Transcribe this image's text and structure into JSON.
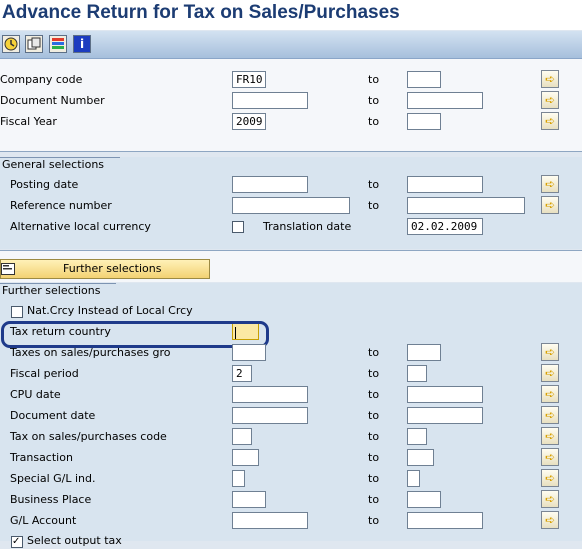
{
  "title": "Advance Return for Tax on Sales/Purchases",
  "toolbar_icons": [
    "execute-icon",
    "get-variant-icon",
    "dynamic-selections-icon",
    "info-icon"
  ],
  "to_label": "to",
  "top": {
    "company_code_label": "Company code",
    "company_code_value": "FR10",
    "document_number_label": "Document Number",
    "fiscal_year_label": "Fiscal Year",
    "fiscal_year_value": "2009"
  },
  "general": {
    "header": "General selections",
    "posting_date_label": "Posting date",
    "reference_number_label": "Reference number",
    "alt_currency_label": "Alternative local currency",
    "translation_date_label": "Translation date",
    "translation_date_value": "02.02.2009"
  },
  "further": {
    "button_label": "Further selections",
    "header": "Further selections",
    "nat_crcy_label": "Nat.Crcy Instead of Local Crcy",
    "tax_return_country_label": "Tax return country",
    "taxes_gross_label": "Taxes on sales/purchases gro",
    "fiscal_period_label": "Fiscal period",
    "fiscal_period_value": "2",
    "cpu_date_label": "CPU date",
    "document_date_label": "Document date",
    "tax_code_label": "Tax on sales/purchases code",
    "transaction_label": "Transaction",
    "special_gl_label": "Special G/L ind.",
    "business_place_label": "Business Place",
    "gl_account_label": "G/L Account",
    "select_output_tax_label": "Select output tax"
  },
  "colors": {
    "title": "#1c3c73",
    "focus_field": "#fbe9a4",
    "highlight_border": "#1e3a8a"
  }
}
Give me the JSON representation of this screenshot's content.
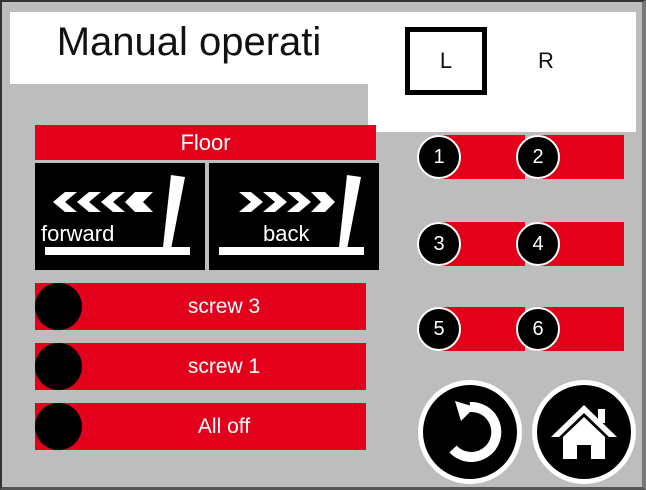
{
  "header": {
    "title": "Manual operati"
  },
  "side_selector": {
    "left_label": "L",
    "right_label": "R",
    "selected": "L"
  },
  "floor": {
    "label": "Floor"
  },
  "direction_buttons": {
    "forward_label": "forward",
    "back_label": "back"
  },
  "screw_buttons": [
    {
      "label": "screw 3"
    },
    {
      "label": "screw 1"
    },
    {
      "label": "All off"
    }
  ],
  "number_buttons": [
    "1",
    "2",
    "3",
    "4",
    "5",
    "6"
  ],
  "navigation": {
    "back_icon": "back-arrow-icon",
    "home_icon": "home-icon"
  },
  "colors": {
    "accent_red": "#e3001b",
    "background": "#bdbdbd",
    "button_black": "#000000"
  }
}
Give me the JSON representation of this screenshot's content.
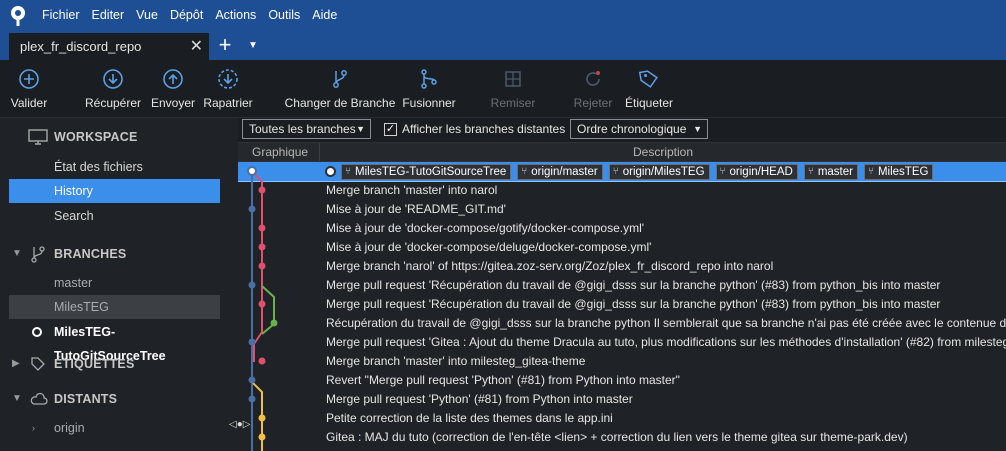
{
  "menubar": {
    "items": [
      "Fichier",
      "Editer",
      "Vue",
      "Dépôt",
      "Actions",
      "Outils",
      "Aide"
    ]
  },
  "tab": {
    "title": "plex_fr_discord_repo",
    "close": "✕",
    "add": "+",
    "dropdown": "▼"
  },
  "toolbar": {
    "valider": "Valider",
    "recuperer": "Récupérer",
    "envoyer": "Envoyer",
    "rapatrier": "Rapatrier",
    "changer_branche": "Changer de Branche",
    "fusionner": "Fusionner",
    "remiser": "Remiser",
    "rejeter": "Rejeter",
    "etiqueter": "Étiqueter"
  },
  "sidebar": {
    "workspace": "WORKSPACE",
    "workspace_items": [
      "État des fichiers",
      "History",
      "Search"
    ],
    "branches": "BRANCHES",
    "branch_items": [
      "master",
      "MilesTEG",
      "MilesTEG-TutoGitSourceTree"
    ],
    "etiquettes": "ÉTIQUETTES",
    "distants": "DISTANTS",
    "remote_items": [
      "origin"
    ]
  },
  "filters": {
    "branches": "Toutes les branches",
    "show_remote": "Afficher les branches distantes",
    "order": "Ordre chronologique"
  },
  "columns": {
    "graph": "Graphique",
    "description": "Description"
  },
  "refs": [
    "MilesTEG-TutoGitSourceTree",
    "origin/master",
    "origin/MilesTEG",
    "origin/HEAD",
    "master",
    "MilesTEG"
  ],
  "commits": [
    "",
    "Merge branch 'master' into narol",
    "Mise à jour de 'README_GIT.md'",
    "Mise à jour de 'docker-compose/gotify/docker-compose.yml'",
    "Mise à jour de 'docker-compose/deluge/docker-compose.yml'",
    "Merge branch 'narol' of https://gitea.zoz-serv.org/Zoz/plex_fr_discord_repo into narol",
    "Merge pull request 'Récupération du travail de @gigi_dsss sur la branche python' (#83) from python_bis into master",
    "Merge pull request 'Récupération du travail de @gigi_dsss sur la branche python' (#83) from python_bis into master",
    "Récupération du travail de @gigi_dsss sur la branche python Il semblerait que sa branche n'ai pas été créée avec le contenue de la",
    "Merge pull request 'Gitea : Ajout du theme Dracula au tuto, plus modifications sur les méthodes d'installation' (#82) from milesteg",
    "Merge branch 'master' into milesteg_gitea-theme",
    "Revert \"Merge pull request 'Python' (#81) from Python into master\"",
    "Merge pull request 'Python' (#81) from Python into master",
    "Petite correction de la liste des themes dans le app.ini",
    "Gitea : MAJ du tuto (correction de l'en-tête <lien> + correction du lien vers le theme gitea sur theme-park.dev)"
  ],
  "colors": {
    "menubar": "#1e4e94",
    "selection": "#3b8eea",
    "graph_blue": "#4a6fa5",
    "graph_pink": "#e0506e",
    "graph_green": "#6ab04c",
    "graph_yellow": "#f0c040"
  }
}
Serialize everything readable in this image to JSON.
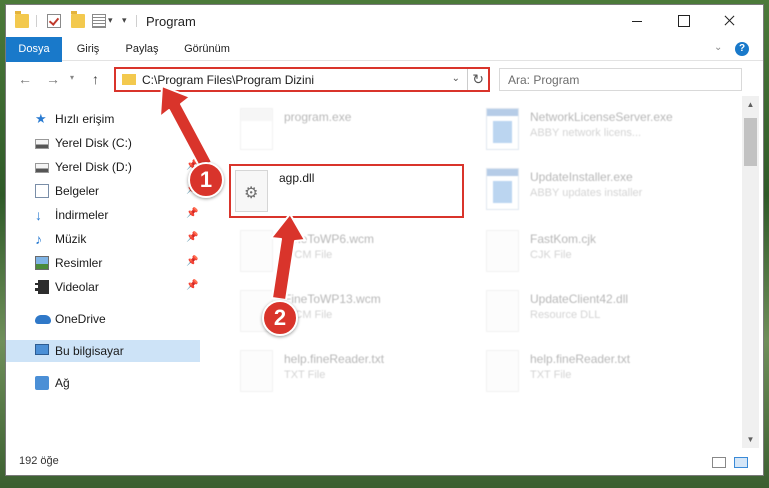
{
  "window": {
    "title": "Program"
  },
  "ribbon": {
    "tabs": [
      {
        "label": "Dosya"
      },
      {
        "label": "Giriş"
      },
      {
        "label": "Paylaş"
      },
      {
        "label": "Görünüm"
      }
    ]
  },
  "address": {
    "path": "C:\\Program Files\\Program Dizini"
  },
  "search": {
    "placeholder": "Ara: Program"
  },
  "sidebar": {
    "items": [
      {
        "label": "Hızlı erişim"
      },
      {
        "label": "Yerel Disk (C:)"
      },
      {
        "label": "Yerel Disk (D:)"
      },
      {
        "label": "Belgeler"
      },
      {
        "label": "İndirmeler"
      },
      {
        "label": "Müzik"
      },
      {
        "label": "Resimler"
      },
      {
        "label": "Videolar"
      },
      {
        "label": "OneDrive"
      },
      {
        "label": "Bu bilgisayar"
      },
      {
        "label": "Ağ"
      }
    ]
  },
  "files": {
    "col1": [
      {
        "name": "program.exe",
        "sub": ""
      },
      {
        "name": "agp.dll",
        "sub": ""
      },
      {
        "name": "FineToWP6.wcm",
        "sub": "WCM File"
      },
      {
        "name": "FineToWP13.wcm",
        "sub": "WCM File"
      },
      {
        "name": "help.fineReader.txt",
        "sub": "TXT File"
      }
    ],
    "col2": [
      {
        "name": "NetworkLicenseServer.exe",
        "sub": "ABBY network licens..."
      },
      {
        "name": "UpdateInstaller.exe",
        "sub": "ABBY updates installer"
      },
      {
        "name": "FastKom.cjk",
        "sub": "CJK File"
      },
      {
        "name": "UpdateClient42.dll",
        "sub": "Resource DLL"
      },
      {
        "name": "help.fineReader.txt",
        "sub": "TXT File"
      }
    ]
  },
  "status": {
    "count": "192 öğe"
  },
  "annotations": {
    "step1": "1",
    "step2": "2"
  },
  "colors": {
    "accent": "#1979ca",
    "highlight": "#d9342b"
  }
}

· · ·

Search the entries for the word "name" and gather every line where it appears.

        "name": "program.exe",
        "name": "agp.dll",
        "name": "FineToWP6.wcm",
        "name": "FineToWP13.wcm",
        "name": "help.fineReader.txt",
        "name": "NetworkLicenseServer.exe",
        "name": "UpdateInstaller.exe",
        "name": "FastKom.cjk",
        "name": "UpdateClient42.dll",
        "name": "help.fineReader.txt",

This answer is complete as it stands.